*** Opening of DATASET ENTRIES ***
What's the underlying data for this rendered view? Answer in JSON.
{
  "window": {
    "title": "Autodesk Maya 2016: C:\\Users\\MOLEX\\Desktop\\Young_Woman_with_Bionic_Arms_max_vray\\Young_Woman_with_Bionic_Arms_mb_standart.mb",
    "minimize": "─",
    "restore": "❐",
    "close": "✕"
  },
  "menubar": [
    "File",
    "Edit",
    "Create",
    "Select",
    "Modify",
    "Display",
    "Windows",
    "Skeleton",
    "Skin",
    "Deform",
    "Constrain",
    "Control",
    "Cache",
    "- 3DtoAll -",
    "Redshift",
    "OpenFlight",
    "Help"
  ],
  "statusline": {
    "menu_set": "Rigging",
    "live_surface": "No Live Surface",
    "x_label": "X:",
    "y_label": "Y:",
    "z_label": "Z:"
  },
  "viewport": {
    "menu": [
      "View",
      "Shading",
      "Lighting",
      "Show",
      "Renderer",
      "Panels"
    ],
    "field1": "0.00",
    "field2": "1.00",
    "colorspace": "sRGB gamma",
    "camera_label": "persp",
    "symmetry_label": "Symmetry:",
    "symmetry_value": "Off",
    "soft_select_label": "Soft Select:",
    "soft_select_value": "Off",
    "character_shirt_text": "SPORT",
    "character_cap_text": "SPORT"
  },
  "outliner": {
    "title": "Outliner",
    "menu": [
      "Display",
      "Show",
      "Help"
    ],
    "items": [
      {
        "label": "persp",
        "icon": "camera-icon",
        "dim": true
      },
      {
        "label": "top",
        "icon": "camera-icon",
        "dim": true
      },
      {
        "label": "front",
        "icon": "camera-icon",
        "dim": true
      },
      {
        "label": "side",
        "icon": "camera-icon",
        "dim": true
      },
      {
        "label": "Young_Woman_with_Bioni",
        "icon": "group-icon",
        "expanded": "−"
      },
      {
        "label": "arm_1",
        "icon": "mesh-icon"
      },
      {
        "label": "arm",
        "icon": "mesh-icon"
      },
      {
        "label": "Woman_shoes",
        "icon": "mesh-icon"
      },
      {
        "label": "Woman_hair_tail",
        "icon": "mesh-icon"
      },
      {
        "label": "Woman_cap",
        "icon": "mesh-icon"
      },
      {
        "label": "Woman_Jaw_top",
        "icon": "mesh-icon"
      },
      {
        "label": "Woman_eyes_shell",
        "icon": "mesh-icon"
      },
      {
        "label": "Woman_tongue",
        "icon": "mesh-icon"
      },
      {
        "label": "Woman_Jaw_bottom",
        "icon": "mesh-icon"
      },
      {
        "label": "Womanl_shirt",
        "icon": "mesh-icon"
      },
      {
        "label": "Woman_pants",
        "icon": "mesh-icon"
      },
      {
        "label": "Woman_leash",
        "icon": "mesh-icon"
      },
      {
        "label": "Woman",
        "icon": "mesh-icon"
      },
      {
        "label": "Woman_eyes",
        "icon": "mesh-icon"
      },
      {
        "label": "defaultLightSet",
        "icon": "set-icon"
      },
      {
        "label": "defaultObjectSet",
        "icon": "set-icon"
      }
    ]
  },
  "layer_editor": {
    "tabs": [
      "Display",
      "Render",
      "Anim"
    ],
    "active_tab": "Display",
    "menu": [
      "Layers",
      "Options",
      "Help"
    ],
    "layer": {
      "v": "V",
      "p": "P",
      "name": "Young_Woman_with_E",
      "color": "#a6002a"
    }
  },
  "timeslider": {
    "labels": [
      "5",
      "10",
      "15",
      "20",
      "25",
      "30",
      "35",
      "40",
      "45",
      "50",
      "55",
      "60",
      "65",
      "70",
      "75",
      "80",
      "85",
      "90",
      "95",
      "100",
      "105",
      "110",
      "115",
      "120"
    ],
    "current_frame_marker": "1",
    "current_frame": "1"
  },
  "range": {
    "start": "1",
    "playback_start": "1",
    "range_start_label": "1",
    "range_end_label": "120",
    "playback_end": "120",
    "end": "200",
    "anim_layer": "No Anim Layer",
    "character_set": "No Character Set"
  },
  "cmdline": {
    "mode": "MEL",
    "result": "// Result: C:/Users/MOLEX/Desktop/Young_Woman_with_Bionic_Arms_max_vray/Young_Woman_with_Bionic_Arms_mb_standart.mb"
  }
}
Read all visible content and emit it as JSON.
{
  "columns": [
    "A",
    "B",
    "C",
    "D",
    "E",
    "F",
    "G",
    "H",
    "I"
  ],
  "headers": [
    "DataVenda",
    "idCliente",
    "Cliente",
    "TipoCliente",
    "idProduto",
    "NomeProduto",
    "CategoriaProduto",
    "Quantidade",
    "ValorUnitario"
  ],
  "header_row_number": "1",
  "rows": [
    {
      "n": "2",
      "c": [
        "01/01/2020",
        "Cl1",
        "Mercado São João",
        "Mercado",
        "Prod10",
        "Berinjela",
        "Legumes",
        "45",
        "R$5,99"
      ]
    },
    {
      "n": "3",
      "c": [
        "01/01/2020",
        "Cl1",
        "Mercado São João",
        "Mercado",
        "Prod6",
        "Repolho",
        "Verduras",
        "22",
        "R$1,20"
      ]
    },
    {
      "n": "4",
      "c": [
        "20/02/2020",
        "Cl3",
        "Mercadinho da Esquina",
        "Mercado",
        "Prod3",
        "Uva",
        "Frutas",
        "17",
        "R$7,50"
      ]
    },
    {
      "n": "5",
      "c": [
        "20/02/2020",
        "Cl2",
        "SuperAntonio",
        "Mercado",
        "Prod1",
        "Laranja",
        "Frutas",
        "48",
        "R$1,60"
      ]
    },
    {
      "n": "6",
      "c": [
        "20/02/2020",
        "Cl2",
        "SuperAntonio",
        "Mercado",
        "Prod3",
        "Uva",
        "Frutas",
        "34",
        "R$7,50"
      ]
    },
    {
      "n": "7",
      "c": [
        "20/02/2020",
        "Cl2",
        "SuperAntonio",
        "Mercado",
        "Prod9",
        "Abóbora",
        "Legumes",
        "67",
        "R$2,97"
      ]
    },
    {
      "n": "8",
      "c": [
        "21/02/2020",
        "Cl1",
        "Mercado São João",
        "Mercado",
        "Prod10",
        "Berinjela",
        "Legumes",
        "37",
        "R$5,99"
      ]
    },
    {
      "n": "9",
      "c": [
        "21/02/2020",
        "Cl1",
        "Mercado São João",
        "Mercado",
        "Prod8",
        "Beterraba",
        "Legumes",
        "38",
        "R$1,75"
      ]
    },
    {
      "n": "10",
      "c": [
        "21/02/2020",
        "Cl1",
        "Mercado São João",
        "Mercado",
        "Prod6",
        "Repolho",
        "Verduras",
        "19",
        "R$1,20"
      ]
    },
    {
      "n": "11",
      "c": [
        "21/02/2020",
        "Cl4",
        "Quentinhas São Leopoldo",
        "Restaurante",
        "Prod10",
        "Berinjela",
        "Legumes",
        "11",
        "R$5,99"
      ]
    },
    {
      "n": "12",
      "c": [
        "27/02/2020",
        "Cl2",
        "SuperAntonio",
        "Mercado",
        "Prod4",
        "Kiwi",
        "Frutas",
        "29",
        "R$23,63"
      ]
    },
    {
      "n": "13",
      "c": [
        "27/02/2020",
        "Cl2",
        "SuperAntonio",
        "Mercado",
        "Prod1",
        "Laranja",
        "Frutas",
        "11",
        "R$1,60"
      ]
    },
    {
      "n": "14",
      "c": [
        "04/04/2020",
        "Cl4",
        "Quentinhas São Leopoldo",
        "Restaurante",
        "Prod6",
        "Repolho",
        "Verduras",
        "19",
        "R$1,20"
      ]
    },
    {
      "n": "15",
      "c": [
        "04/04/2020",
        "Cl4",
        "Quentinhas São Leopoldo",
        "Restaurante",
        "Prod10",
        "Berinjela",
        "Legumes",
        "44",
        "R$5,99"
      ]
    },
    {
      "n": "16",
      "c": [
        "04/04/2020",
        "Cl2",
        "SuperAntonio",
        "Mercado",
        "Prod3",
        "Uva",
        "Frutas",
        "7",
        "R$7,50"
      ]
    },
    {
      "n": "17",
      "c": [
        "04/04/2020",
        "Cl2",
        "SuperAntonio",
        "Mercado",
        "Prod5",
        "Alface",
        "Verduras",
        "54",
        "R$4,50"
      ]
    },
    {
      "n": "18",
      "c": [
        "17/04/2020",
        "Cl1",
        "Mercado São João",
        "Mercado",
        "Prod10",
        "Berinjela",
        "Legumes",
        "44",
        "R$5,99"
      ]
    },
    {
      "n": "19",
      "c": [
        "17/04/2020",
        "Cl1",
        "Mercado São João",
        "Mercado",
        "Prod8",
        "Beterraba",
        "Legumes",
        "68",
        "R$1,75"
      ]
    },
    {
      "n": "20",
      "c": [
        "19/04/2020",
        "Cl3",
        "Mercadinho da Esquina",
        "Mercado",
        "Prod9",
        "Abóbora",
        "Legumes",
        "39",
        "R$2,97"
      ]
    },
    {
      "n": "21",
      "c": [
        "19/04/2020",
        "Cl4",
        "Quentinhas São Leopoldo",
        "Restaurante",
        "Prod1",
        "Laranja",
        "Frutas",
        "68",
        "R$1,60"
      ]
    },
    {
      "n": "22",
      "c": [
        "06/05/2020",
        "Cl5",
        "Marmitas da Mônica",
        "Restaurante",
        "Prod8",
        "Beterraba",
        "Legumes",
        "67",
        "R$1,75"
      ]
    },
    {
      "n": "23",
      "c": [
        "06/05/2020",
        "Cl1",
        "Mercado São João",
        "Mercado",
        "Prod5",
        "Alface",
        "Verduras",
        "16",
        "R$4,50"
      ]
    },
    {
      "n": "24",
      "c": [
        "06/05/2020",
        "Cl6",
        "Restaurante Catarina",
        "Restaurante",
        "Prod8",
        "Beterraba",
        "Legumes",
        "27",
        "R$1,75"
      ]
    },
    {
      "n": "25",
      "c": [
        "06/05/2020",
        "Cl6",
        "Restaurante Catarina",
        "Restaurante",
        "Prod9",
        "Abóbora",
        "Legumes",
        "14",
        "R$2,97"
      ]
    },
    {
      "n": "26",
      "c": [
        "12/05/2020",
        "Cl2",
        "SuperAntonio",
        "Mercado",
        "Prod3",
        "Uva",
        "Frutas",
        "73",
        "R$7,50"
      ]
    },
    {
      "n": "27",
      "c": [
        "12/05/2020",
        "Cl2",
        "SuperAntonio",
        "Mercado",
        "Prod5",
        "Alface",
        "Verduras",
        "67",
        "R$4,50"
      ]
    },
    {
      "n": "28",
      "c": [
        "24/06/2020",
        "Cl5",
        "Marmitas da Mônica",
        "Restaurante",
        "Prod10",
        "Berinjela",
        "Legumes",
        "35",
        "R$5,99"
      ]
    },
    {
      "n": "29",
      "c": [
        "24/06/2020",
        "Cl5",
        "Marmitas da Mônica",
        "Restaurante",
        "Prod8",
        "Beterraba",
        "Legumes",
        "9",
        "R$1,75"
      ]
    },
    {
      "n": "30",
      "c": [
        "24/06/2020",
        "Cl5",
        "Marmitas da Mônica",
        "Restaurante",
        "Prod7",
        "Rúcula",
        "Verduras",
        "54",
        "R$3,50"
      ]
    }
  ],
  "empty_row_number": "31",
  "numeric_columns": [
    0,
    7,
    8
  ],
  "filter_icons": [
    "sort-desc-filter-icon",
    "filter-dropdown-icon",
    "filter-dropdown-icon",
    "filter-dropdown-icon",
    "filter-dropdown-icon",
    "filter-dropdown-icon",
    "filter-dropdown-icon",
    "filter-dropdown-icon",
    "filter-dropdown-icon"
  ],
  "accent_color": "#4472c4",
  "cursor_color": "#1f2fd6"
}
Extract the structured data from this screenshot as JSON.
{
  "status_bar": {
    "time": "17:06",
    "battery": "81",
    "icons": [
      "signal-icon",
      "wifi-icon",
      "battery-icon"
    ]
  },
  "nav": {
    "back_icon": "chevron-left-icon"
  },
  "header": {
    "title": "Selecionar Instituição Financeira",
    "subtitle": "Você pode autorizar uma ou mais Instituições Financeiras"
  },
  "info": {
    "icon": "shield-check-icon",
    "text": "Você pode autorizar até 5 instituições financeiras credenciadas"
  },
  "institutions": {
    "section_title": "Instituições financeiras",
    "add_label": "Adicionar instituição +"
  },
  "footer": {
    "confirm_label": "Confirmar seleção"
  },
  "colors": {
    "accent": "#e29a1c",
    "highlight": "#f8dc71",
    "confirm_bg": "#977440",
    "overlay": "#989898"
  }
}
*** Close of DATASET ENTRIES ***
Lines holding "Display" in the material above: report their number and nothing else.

4